* TASK OBJECTIVE: Determine how many lines of the records include "label", and answer with the number alone.

* RECORDS FOR THIS TASK:

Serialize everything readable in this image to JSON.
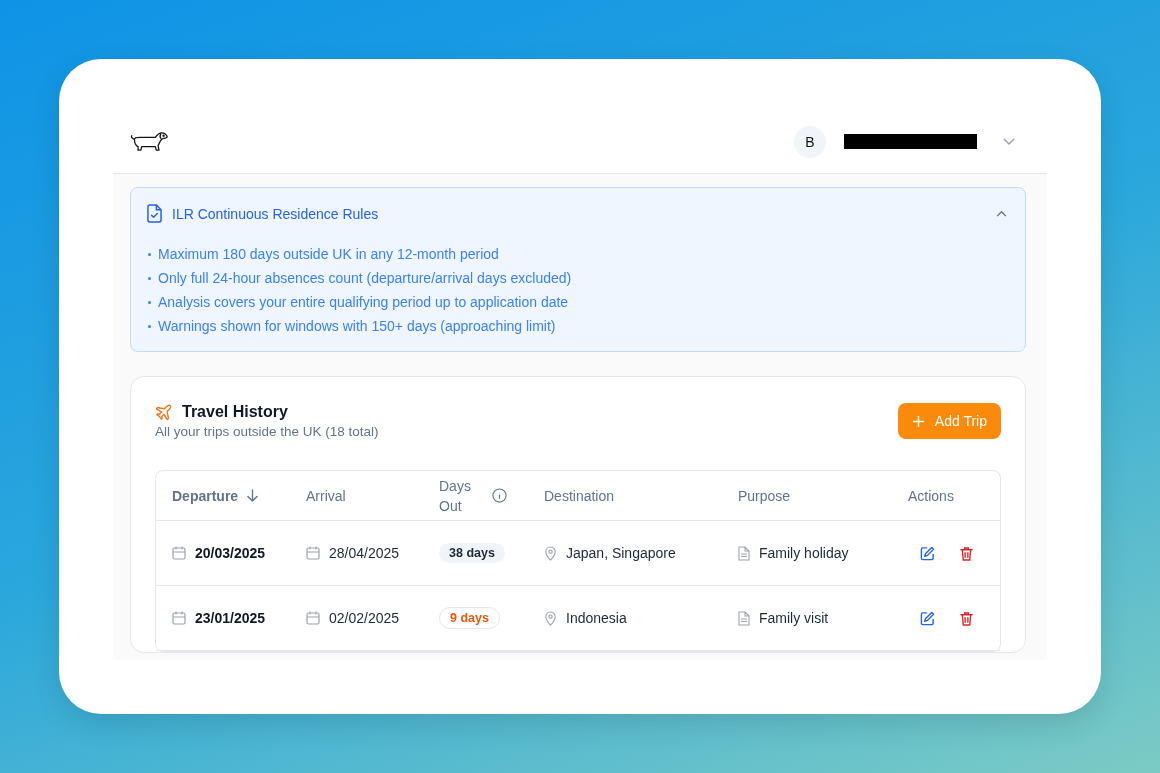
{
  "header": {
    "avatar_initial": "B",
    "account_redacted": true
  },
  "rules": {
    "title": "ILR Continuous Residence Rules",
    "expanded": true,
    "items": [
      "Maximum 180 days outside UK in any 12-month period",
      "Only full 24-hour absences count (departure/arrival days excluded)",
      "Analysis covers your entire qualifying period up to application date",
      "Warnings shown for windows with 150+ days (approaching limit)"
    ]
  },
  "travel": {
    "title": "Travel History",
    "subtitle": "All your trips outside the UK (18 total)",
    "add_button": "Add Trip",
    "columns": [
      {
        "label": "Departure",
        "sorted": true,
        "info": false
      },
      {
        "label": "Arrival",
        "sorted": false,
        "info": false
      },
      {
        "label": "Days Out",
        "sorted": false,
        "info": true
      },
      {
        "label": "Destination",
        "sorted": false,
        "info": false
      },
      {
        "label": "Purpose",
        "sorted": false,
        "info": false
      },
      {
        "label": "Actions",
        "sorted": false,
        "info": false
      }
    ],
    "rows": [
      {
        "departure": "20/03/2025",
        "arrival": "28/04/2025",
        "days": "38 days",
        "kind": "normal",
        "destination": "Japan, Singapore",
        "purpose": "Family holiday"
      },
      {
        "departure": "23/01/2025",
        "arrival": "02/02/2025",
        "days": "9 days",
        "kind": "short",
        "destination": "Indonesia",
        "purpose": "Family visit"
      }
    ]
  }
}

* RESPONSE BOX: 6